**Data listing**
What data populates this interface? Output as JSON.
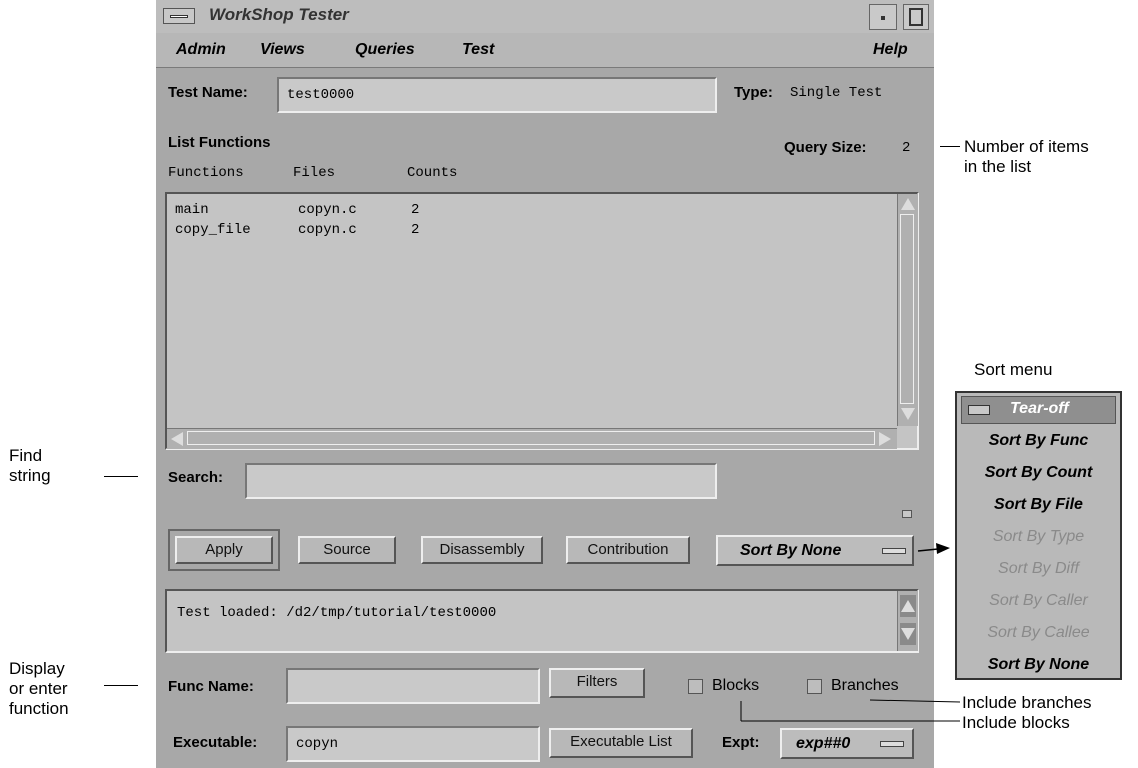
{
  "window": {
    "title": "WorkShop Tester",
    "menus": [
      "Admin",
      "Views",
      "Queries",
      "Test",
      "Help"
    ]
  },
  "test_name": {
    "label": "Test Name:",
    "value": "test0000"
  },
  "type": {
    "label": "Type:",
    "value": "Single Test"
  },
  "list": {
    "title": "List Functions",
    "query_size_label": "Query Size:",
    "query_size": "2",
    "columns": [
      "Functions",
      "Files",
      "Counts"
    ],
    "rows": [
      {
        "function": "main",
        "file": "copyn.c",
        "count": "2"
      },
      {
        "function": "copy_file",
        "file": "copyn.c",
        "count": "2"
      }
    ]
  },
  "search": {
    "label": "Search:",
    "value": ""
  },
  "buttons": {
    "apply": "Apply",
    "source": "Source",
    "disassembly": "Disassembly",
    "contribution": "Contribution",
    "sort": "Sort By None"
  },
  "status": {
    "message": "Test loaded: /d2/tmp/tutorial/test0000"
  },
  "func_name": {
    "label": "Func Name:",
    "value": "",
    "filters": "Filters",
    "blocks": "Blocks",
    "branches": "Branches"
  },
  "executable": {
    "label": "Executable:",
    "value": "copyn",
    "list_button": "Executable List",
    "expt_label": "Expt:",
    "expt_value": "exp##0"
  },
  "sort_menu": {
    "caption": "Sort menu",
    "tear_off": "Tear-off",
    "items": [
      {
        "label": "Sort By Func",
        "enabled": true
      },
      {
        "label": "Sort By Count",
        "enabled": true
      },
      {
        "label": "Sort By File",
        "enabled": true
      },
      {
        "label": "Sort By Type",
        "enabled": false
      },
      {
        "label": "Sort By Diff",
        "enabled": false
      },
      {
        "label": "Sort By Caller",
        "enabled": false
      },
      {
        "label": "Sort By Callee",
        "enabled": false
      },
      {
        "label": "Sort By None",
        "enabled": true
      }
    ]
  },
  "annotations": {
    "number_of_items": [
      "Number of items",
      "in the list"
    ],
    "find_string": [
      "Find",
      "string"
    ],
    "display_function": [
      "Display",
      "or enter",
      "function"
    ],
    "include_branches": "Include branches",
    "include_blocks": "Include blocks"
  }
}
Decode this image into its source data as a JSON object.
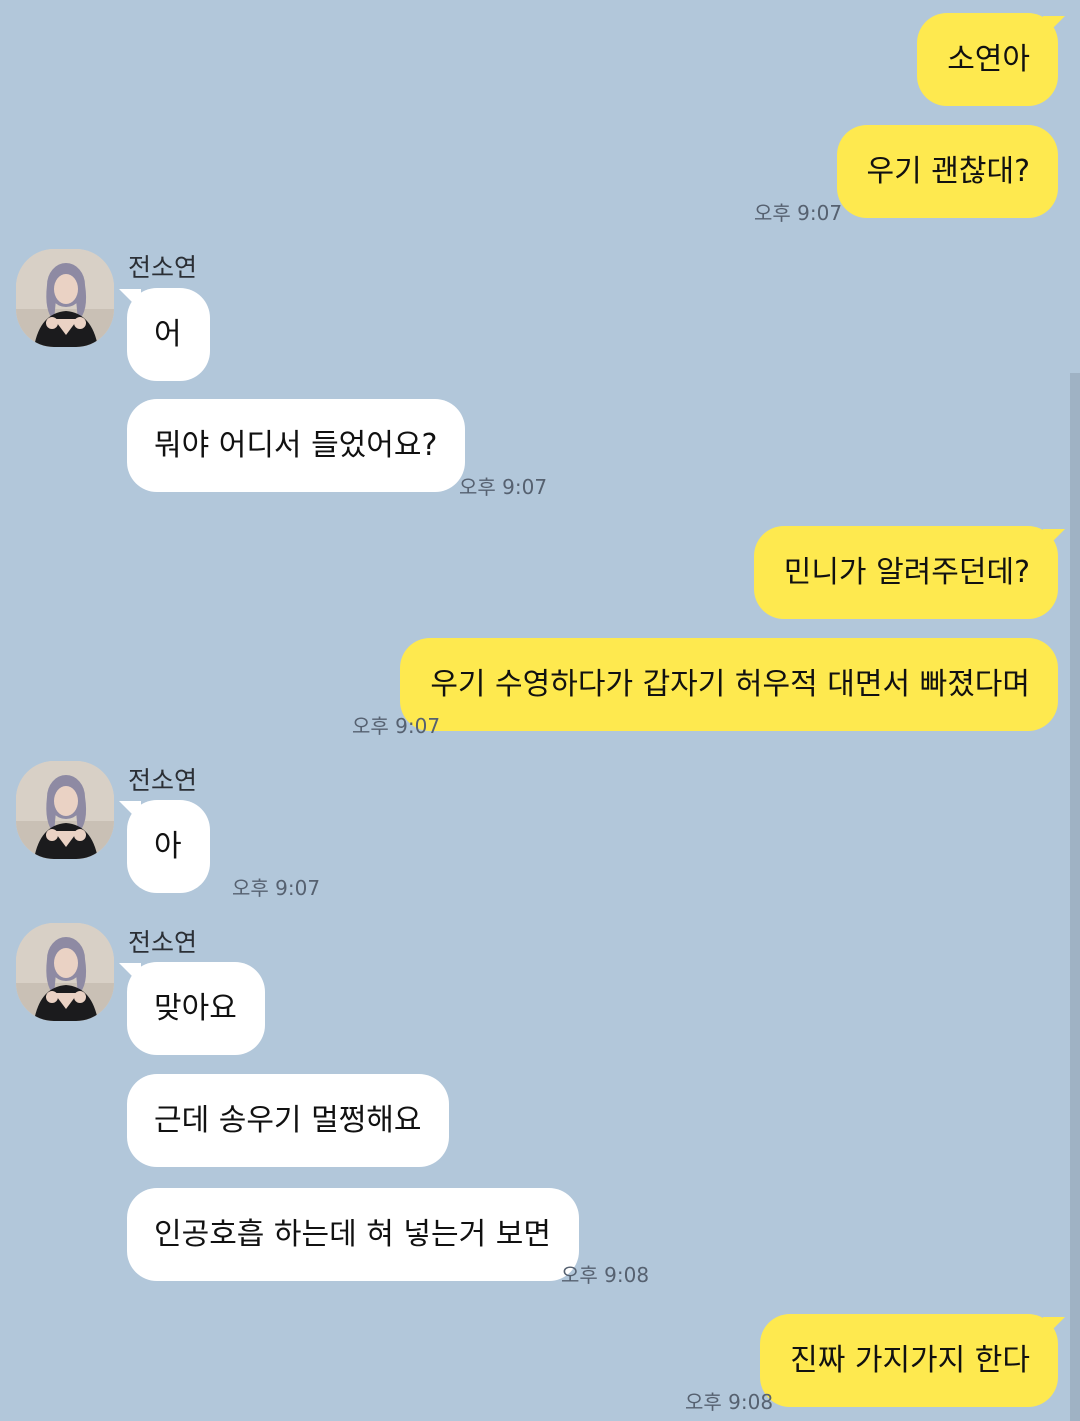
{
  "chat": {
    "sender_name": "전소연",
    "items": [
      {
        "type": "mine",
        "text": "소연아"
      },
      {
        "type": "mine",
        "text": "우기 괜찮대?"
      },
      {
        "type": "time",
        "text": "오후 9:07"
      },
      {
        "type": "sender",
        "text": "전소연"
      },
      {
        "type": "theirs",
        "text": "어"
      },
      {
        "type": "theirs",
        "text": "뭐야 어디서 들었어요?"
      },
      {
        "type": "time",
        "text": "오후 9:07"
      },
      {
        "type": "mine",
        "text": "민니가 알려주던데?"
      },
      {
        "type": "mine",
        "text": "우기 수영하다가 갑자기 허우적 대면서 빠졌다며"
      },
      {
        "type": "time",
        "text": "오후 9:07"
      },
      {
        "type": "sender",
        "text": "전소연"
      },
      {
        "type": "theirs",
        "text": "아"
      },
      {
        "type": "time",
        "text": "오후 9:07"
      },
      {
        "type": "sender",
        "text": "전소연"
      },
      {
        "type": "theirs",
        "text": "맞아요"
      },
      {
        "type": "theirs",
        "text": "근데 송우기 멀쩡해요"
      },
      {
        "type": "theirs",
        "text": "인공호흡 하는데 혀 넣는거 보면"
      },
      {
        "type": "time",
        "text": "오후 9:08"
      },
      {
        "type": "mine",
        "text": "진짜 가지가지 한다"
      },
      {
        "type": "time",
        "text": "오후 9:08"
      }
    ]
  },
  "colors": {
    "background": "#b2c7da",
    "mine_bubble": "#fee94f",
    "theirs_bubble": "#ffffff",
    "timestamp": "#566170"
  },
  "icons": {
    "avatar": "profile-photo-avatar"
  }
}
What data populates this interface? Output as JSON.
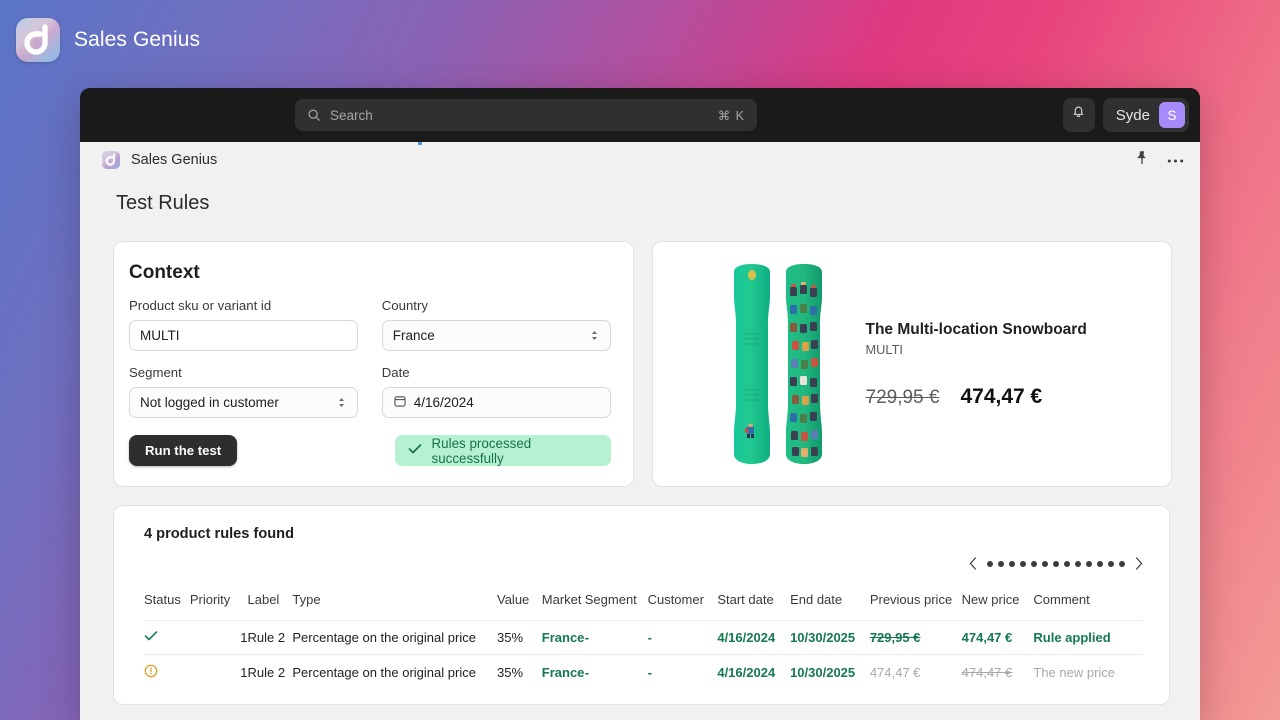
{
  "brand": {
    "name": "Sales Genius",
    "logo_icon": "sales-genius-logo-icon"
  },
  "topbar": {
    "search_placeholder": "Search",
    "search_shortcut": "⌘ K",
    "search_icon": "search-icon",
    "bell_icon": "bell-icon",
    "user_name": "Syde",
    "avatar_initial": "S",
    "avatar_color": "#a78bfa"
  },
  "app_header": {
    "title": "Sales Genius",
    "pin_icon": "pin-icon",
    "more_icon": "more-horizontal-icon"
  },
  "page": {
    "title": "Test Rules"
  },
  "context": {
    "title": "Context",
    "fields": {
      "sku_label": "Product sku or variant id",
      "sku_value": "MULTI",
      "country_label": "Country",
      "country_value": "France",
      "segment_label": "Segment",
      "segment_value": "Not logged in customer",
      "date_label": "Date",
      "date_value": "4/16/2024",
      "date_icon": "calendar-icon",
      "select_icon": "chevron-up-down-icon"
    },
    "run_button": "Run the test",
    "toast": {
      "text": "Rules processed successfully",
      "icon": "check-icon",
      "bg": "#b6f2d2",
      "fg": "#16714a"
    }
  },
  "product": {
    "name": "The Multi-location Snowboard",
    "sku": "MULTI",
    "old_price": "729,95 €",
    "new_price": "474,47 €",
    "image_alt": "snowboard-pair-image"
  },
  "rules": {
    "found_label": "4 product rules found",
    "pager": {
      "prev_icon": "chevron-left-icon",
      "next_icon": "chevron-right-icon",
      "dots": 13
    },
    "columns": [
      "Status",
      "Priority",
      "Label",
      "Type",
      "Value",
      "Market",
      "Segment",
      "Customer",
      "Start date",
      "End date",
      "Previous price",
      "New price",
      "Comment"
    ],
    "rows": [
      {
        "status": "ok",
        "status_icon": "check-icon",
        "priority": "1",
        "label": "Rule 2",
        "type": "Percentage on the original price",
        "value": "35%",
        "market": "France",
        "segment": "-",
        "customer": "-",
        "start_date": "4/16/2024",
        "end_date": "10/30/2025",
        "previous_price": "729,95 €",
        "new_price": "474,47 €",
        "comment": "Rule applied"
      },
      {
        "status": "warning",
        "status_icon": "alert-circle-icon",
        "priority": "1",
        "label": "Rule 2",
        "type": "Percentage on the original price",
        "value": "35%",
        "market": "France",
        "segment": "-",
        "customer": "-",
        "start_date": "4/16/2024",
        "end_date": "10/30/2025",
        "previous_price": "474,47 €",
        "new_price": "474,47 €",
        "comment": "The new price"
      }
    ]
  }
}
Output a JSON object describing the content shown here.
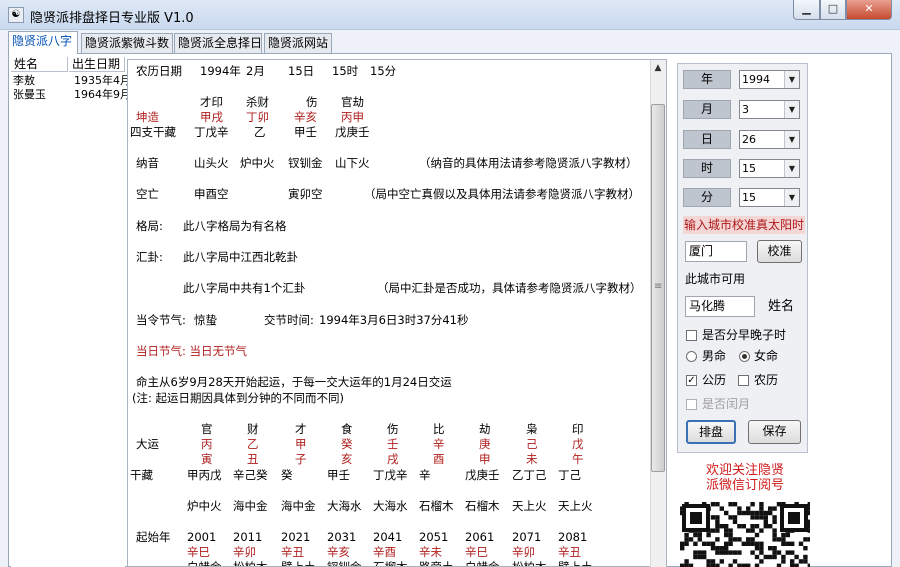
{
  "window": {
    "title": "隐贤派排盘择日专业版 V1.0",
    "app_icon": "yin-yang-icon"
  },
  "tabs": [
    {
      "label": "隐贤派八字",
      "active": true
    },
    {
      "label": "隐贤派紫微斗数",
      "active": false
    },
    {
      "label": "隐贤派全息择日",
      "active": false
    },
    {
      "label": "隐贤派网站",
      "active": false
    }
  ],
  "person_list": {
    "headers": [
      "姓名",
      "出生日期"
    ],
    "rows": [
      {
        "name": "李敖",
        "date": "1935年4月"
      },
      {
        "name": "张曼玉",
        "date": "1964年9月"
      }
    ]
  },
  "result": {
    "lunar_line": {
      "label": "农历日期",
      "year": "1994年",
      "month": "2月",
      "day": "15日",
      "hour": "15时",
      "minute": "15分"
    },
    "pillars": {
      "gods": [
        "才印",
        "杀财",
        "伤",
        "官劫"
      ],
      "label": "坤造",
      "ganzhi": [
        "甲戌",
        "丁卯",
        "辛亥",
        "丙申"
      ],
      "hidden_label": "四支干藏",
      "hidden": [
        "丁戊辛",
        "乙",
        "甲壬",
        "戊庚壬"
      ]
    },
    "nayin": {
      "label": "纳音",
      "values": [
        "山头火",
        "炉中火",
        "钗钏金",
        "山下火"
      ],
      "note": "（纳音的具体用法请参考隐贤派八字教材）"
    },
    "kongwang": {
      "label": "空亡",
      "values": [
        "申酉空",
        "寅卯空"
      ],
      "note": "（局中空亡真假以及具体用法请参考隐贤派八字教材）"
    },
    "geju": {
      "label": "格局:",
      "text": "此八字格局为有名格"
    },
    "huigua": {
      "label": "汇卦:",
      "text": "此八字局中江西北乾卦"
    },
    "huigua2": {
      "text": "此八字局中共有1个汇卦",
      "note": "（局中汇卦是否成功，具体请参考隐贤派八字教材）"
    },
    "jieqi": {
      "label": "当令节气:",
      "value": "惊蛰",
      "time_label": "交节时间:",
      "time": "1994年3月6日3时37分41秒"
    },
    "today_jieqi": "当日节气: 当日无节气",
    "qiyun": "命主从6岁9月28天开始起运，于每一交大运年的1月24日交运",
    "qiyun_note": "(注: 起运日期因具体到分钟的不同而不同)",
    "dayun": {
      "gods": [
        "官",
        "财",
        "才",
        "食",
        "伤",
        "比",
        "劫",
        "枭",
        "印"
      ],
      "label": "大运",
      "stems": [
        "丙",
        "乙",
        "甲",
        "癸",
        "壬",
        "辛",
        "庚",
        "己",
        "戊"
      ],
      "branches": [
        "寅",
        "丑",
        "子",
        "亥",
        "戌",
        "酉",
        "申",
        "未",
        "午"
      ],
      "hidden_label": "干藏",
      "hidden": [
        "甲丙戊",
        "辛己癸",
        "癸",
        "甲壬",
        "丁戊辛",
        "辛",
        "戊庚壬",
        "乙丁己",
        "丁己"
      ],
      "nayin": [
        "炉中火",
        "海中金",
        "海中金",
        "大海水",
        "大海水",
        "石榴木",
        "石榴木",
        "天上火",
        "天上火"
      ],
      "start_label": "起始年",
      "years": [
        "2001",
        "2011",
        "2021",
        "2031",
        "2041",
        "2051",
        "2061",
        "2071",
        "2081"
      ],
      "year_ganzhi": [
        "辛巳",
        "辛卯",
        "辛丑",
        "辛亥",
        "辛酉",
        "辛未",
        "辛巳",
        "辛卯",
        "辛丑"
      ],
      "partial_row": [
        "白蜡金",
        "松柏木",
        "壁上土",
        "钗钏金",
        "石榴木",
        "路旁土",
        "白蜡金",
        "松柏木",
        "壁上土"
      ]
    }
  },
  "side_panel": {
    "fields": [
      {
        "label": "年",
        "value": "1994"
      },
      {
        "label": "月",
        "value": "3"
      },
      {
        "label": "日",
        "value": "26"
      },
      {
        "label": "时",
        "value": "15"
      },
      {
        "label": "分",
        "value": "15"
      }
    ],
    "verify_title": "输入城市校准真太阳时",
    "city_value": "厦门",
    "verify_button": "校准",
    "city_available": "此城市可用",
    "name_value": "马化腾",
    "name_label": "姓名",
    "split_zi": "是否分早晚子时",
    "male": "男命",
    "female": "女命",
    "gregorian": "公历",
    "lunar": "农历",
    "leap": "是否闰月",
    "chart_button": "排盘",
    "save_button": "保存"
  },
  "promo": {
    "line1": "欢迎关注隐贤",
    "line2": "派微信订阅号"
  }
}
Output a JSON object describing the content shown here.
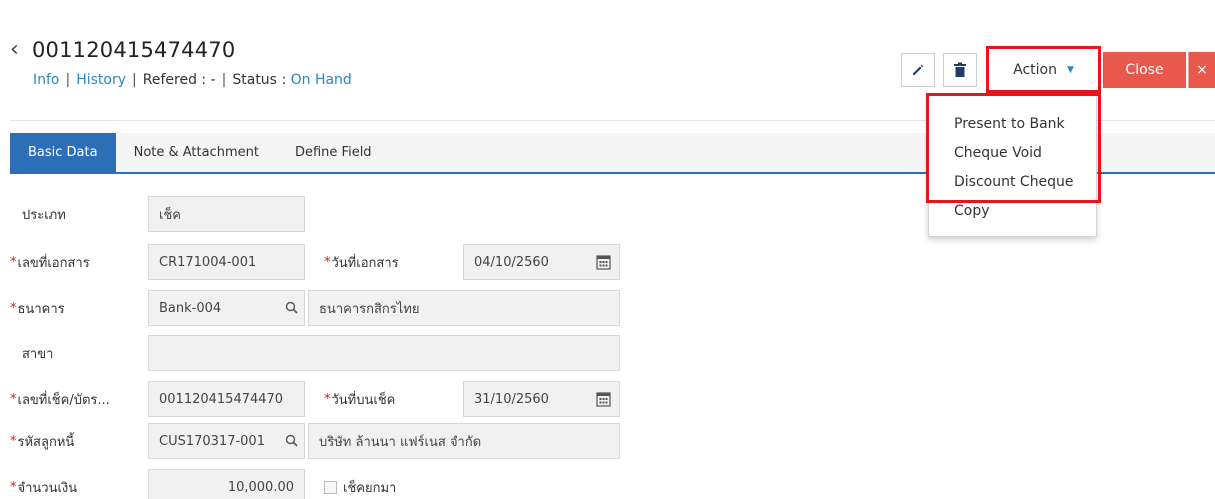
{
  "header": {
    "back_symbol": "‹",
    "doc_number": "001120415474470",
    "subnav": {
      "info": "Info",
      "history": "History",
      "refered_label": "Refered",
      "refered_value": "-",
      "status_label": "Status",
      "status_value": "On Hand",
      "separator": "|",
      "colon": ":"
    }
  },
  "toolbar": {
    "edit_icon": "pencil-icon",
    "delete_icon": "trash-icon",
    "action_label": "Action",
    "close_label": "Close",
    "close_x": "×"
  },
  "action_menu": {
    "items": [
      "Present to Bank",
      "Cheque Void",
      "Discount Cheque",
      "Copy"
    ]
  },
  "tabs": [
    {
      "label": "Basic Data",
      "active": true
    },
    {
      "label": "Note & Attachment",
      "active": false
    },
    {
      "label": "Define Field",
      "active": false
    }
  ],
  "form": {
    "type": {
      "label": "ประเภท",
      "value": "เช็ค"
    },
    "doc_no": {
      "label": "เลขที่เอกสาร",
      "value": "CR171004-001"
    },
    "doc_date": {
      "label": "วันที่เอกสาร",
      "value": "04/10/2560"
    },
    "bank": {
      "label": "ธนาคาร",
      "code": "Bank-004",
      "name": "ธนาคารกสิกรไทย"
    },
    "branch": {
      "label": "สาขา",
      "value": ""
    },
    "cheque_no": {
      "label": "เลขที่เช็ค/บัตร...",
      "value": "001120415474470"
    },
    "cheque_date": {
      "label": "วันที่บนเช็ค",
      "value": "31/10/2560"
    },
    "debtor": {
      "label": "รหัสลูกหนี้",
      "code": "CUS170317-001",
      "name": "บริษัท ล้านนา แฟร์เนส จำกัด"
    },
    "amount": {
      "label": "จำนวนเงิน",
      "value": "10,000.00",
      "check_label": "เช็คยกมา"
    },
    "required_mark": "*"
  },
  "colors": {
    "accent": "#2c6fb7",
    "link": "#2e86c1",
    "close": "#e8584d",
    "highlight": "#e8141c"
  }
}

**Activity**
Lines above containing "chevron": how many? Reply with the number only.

**Written answer**
3